This method is reversible and doesn't seem to affect the vaccinated cows, except for the discomfort and disruption of being darted and sedated. Earlier hormonal vaccines possessed many side-effects. They also introduced potentially dangerous chemicals into water and food supply.

Vets and local ecologists hope that the new vaccine may eventually supplant culling--human killing of elephants to reduce population size. South Africa slaughtered a total of 14,562 elephants between 1967 and 1994. Developed by the S. African wildlife vet, Hank Bertschinger, the vaccine uses proteins extracted from eggs produced by female pigs to prevent sperm from fertilizing an elephant egg.

The Makalali program involves monitoring to check on the effectiveness of the vaccine. Sometimes booster shots are required to keep the cows from becoming pregnant. Monitoring also establishes whether herds are stable and sustainable.

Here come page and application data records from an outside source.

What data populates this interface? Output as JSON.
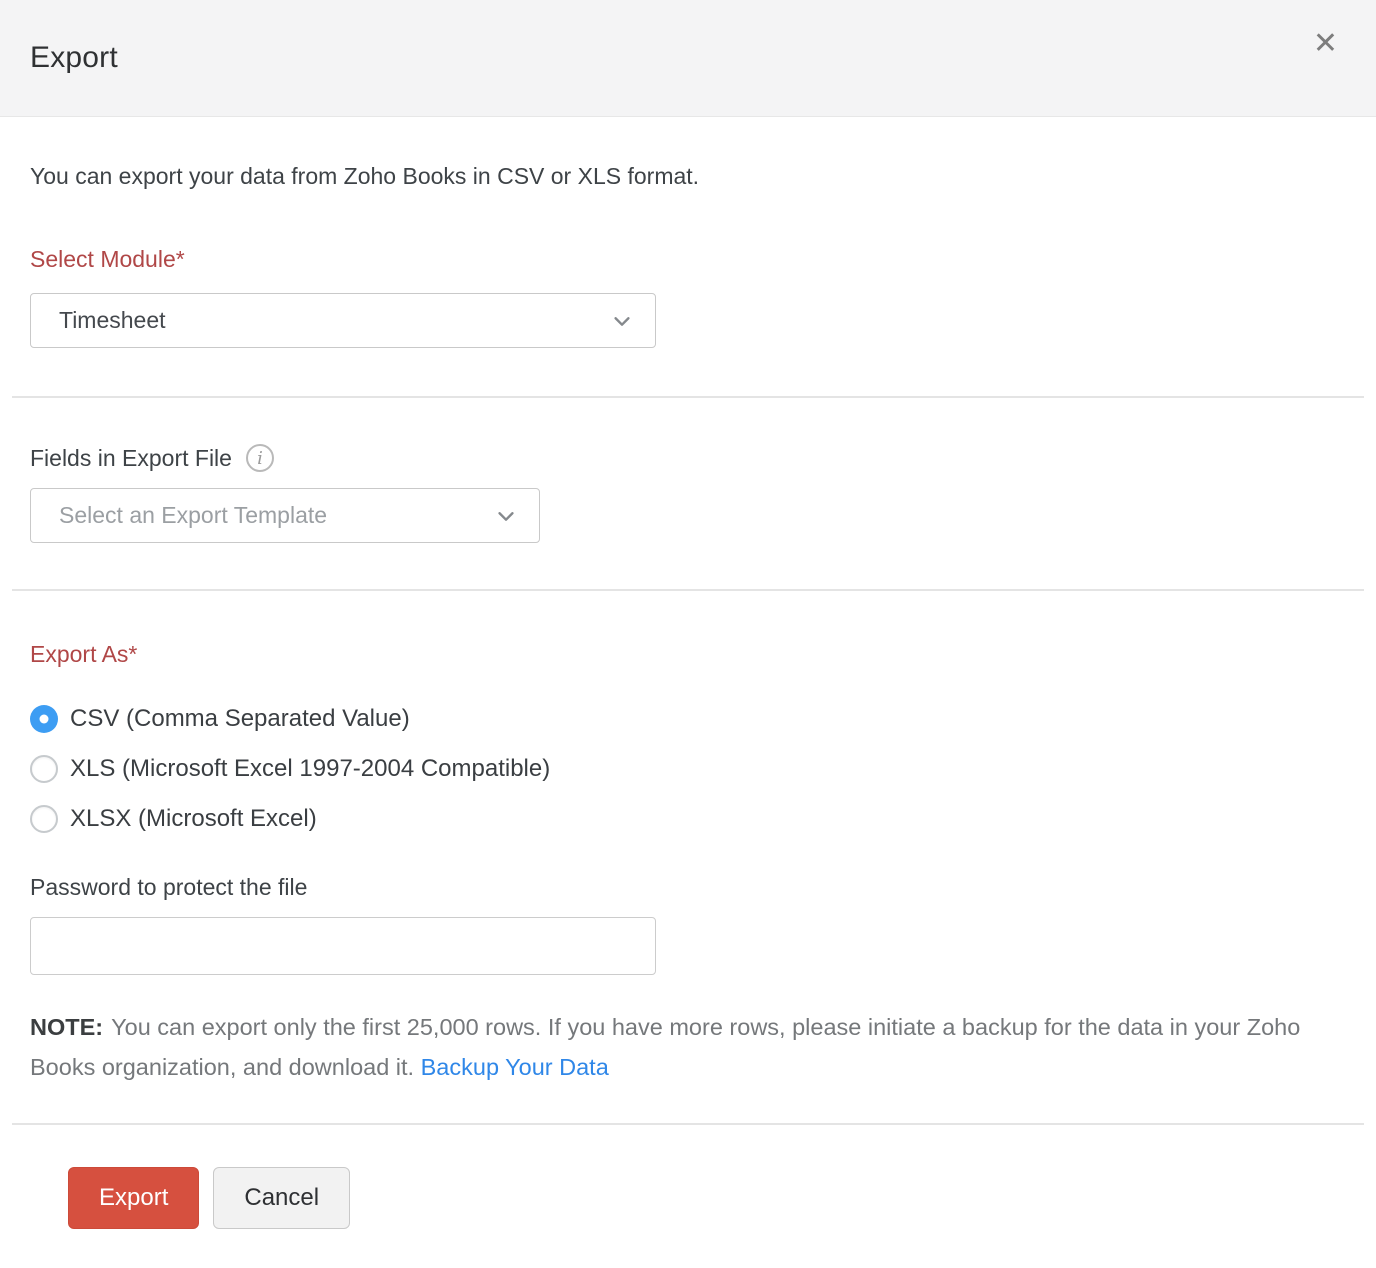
{
  "dialog": {
    "title": "Export",
    "close_icon": "✕"
  },
  "intro": "You can export your data from Zoho Books in CSV or XLS format.",
  "select_module": {
    "label": "Select Module*",
    "value": "Timesheet"
  },
  "fields_section": {
    "label": "Fields in Export File",
    "info_icon": "i",
    "placeholder": "Select an Export Template"
  },
  "export_as": {
    "label": "Export As*",
    "options": [
      {
        "label": "CSV (Comma Separated Value)",
        "selected": true
      },
      {
        "label": "XLS (Microsoft Excel 1997-2004 Compatible)",
        "selected": false
      },
      {
        "label": "XLSX (Microsoft Excel)",
        "selected": false
      }
    ]
  },
  "password": {
    "label": "Password to protect the file",
    "value": ""
  },
  "note": {
    "prefix": "NOTE:",
    "text": "You can export only the first 25,000 rows. If you have more rows, please initiate a backup for the data in your Zoho Books organization, and download it.",
    "link": "Backup Your Data"
  },
  "footer": {
    "export_label": "Export",
    "cancel_label": "Cancel"
  },
  "colors": {
    "header_bg": "#f4f4f5",
    "required_label_red": "#b04747",
    "export_button_red": "#d6503f",
    "radio_selected_blue": "#3d9df3",
    "link_blue": "#2f87e8"
  }
}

Since 2000, the elephant population of the Greater Makalali Private Game Reserve has been managed entirely through contraception. Today 23 of the 28 females of reproductive age being treated with a yearly contraceptive injection. This followed promising results in field trials in 1996 at the Kruger National Park (KNP). The research at Malakali has also shown that herds will try to avoid darting but avoidance stops a few weeks after the last vaccine is administered.